A drug commonly used to treat parasitic worm infection could also be useful in the treatment of prostate cancer when associated with the chemotherapy drug docetaxel, according to research involving the University of Strathclyde.
This study tested nearly 1000 existing medicines and found that the drug, mebendazole, worked in combination with another drug, docetaxel, which is widely used in chemotherapy, to enhance its ability to kill prostate cancer cells and decrease tumour growth.
The drugs work together to achieve this by disrupting a molecular ‘scaffold’ used by cells to divide.

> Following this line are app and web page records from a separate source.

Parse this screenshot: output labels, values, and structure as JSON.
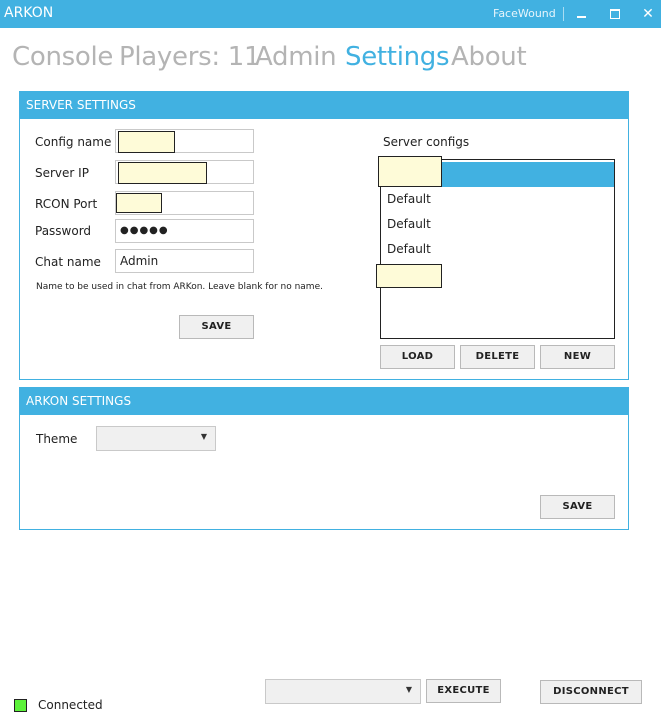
{
  "titlebar": {
    "app_title": "ARKON",
    "user": "FaceWound",
    "minimize_glyph": "",
    "maximize_glyph": "",
    "close_glyph": "✕"
  },
  "nav": {
    "tabs": [
      {
        "label": "Console"
      },
      {
        "label": "Players: 11"
      },
      {
        "label": "Admin"
      },
      {
        "label": "Settings",
        "active": true
      },
      {
        "label": "About"
      }
    ]
  },
  "server_settings": {
    "header": "SERVER SETTINGS",
    "config_name_label": "Config name",
    "server_ip_label": "Server IP",
    "rcon_port_label": "RCON Port",
    "password_label": "Password",
    "password_value": "●●●●●",
    "chat_name_label": "Chat name",
    "chat_name_value": "Admin",
    "chat_hint": "Name to be used in chat from ARKon. Leave blank for no name.",
    "save_label": "SAVE",
    "server_configs_label": "Server configs",
    "configs": [
      "",
      "Default",
      "Default",
      "Default",
      ""
    ],
    "load_label": "LOAD",
    "delete_label": "DELETE",
    "new_label": "NEW"
  },
  "arkon_settings": {
    "header": "ARKON SETTINGS",
    "theme_label": "Theme",
    "theme_value": "",
    "save_label": "SAVE"
  },
  "footer": {
    "status": "Connected",
    "status_color": "#5cf23a",
    "command_value": "",
    "execute_label": "EXECUTE",
    "disconnect_label": "DISCONNECT"
  },
  "colors": {
    "accent": "#41b1e1",
    "inactive_tab": "#b4b4b4",
    "redaction": "#fefbd8"
  }
}
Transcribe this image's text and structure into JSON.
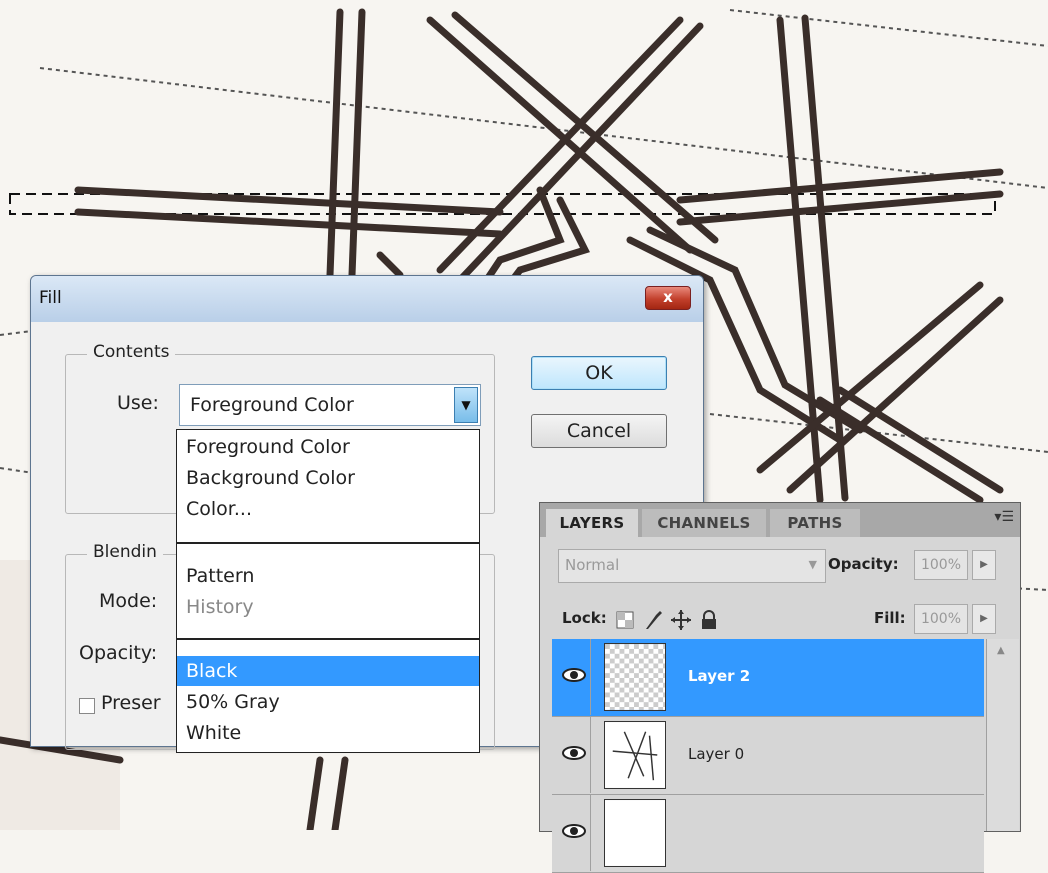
{
  "fill_dialog": {
    "title": "Fill",
    "close_label": "x",
    "contents_legend": "Contents",
    "use_label": "Use:",
    "use_value": "Foreground Color",
    "blending_legend": "Blendin",
    "mode_label": "Mode:",
    "opacity_label": "Opacity:",
    "preserve_label": "Preser",
    "ok_label": "OK",
    "cancel_label": "Cancel"
  },
  "use_dropdown": {
    "items": [
      {
        "label": "Foreground Color",
        "state": "normal"
      },
      {
        "label": "Background Color",
        "state": "normal"
      },
      {
        "label": "Color...",
        "state": "normal"
      },
      {
        "label": "Pattern",
        "state": "normal"
      },
      {
        "label": "History",
        "state": "disabled"
      },
      {
        "label": "Black",
        "state": "selected"
      },
      {
        "label": "50% Gray",
        "state": "normal"
      },
      {
        "label": "White",
        "state": "normal"
      }
    ]
  },
  "layers_panel": {
    "tabs": [
      "LAYERS",
      "CHANNELS",
      "PATHS"
    ],
    "active_tab": "LAYERS",
    "blend_mode": "Normal",
    "opacity_label": "Opacity:",
    "opacity_value": "100%",
    "lock_label": "Lock:",
    "fill_label": "Fill:",
    "fill_value": "100%",
    "layers": [
      {
        "name": "Layer 2",
        "selected": true,
        "visible": true
      },
      {
        "name": "Layer 0",
        "selected": false,
        "visible": true
      },
      {
        "name": "",
        "selected": false,
        "visible": true
      }
    ]
  },
  "colors": {
    "selection_blue": "#3399ff",
    "dialog_title_gradient_top": "#dbe8f6",
    "close_button_red": "#c2402c",
    "sketch_ink": "#3a2e2a"
  },
  "icons": {
    "close": "close-icon",
    "dropdown_arrow": "chevron-down-icon",
    "panel_menu": "panel-menu-icon",
    "lock_transparent": "lock-transparent-pixels-icon",
    "lock_image": "lock-image-pixels-icon",
    "lock_position": "lock-position-icon",
    "lock_all": "lock-all-icon",
    "visibility": "eye-icon"
  }
}
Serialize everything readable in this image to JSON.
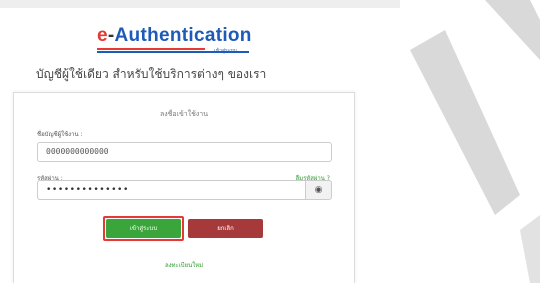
{
  "logo": {
    "e": "e",
    "dash": "-",
    "auth": "Authentication",
    "tagline": "เข้าสู่ระบบ"
  },
  "subtitle": "บัญชีผู้ใช้เดียว สำหรับใช้บริการต่างๆ ของเรา",
  "card": {
    "title": "ลงชื่อเข้าใช้งาน",
    "username_label": "ชื่อบัญชีผู้ใช้งาน :",
    "username_value": "0000000000000",
    "password_label": "รหัสผ่าน :",
    "password_value": "••••••••••••••",
    "forgot_link": "ลืมรหัสผ่าน ?",
    "eye_icon": "◉",
    "login_label": "เข้าสู่ระบบ",
    "cancel_label": "ยกเลิก",
    "register_link": "ลงทะเบียนใหม่"
  },
  "colors": {
    "brand_red": "#e53935",
    "brand_blue": "#1e5bb8",
    "login_green": "#3aa53a",
    "cancel_red": "#a63a3a"
  }
}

This scaffold is vital for cancer cells to grow and divide and the combination treatment was found to increase cancer cell death dramatically.
Mebendazole is on the World Health Organization’s List of Essential Medicines and can be purchased from a pharmacist for less than £2 per pill.
The study has been published in the British Journal of Cancer. It was led by Professor Hing Leung at the Cancer Research UK Beatson Institute and at the University of Glasgow, and was done in collaboration with research groups at Strathclyde and the University of Warwick.
Prostate cancer is the most common cancer affecting men and the second most common cause of cancer death for men in the UK.
In this study, the research group of Dr Christine Dufès, a Reader at the Strathclyde Institute of Pharmacy and Biomedical Sciences, formulated the tumour-targeted liposomes entrapping the two drugs and evaluated their efficacy in vitro and in laboratory models in vivo.
Dr Dufès said: “Prostate cancer kills hundreds of thousands of patients worldwide each year and more than 100 cases are diagnosed each day in the UK alone. The need for treatments is urgent, as there is still no effective treatment for patients whose prostate cancer recurs or spreads.
“However, new combinations of existing drugs could be powerful treatments for prostate cancer. The intravenous injection of tumour-targeted liposomes entrapping the two drugs led to a decrease of the tumour growth, more potent than with the individual drugs injected separately in laboratory settings. These are highly promising results.”
Dr Helen Rippon, Chief Executive of Worldwide Cancer Research, which helped fund the study, said: “This research could be a real game-changer for prostate cancer patients. Docetaxel is the main chemotherapy used to treat prostate cancer, but many patients end up developing resistance to the drug and their cancer comes back.
“This bold new idea shows how we can use already existing medicines to bolster the effects of chemotherapy and hopefully improve outcomes for people with prostate cancer. We are excited to follow the progress of the research team as they take their work forward into clinical trials.
“Prostate cancer kills nearly 12,000 people every year in the UK. This research is an encouraging first-step towards kinder, more effective treatments that will ultimately save more lives.”
Dr Samuel Godfrey, Senior Research Information Manager at Cancer Research UK, said: “Combining existing medicines with different cancer drugs is an exciting area of research, and this study shows some promising results which could lead to improved treatments for prostate cancer. Out of the hundreds of medicines investigated, few would have suspected that an inexpensive worming treatment could so drastically increase cancer cell death in the lab. The next step will be to test this new drug combination in people with prostate cancer to see if it’s safe and performs better than current treatments.”
The research was supported by the Prostate Cancer Foundation Challenge Award, Cancer Research UK Beatson Institute, Lister Institute of Preventive Medicine and Wellcome Trust Investigator Award, Worldwide Cancer Research and The Dunhill Medical Trust.
Read the research paper.